With an already difficult job of keeping animals off the streets, the director of Jessamine County's Animal Care and Control says Kentucky's legislature hasn't done them any favors.
"So far we haven’t met much resistance (from customers) but it’s been a nightmare to set up," said director Frank Ruggiero.
The expansion of the state's sales tax now includes animal adoptions, but he says not every local shelter he talked to was aware of that.
"It was like on June 29. They said 'Our fiscal court don’t know anything about it. We haven’t done anything,'" he said.
Ruggiero said he hopes an exception can be made for organizations like his.
"Nine dollars is not a lot of money but when you go to Craigslist or look on Craigslist free to a good home, the puppy mills and the backyard breeders, they aren't subject to charging sales tax. It’s going to hurt us in the long run."
Republican lawmakers used the expansion of the state's sales tax to offset cuts to personal and business income taxes. They've said they could pass a law next year to exempt non-profits.
Ruggiero hopes that happens, because the extra cost could have a direct impact on the animals they see.
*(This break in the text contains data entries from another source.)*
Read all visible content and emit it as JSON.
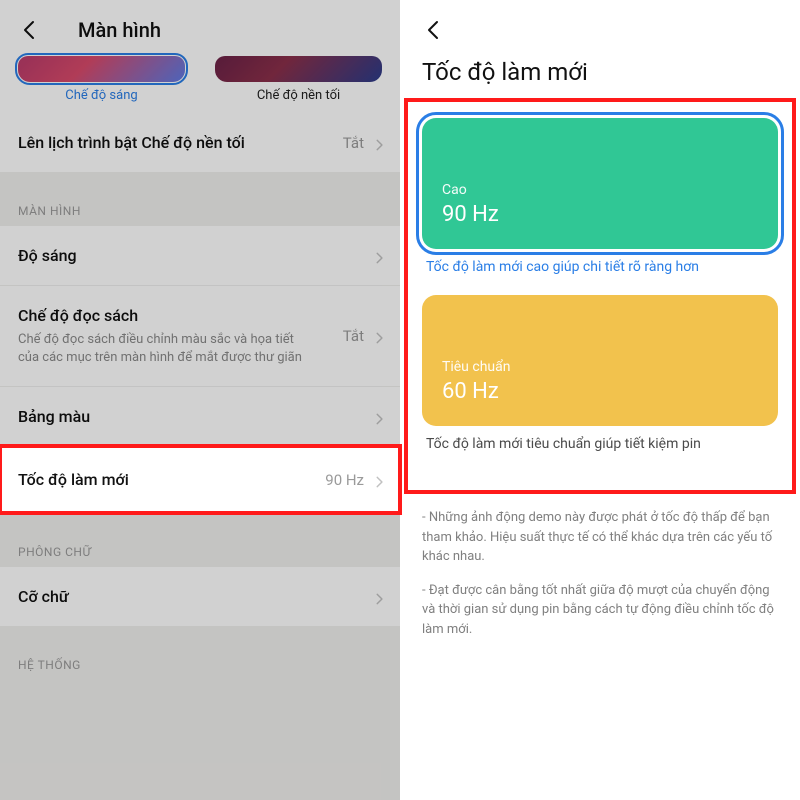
{
  "left": {
    "title": "Màn hình",
    "theme_light_label": "Chế độ sáng",
    "theme_dark_label": "Chế độ nền tối",
    "schedule_label": "Lên lịch trình bật Chế độ nền tối",
    "schedule_value": "Tắt",
    "section_screen": "MÀN HÌNH",
    "brightness_label": "Độ sáng",
    "reading_label": "Chế độ đọc sách",
    "reading_sub": "Chế độ đọc sách điều chỉnh màu sắc và họa tiết của các mục trên màn hình để mắt được thư giãn",
    "reading_value": "Tắt",
    "palette_label": "Bảng màu",
    "refresh_label": "Tốc độ làm mới",
    "refresh_value": "90 Hz",
    "section_font": "PHÔNG CHỮ",
    "fontsize_label": "Cỡ chữ",
    "section_system": "HỆ THỐNG"
  },
  "right": {
    "page_title": "Tốc độ làm mới",
    "high_name": "Cao",
    "high_hz": "90 Hz",
    "high_caption": "Tốc độ làm mới cao giúp chi tiết rõ ràng hơn",
    "std_name": "Tiêu chuẩn",
    "std_hz": "60 Hz",
    "std_caption": "Tốc độ làm mới tiêu chuẩn giúp tiết kiệm pin",
    "note1": "- Những ảnh động demo này được phát ở tốc độ thấp để bạn tham khảo. Hiệu suất thực tế có thể khác dựa trên các yếu tố khác nhau.",
    "note2": "- Đạt được cân bằng tốt nhất giữa độ mượt của chuyển động và thời gian sử dụng pin bằng cách tự động điều chỉnh tốc độ làm mới."
  },
  "colors": {
    "highlight_border": "#ff1a1a",
    "accent_blue": "#2a7ee6",
    "card_high": "#30c795",
    "card_std": "#f2c24d"
  }
}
"When we explain to the owner what the fees are a lot of times we get told 'Well, I’ll just leave the animal there rather than having to pay.' Now we have to charge an additional 6% sales tax on those fees. It’s going to make it even harder for us to get all of these dogs back to their owners. Some owners are just not going to pay it," Ruggiero said.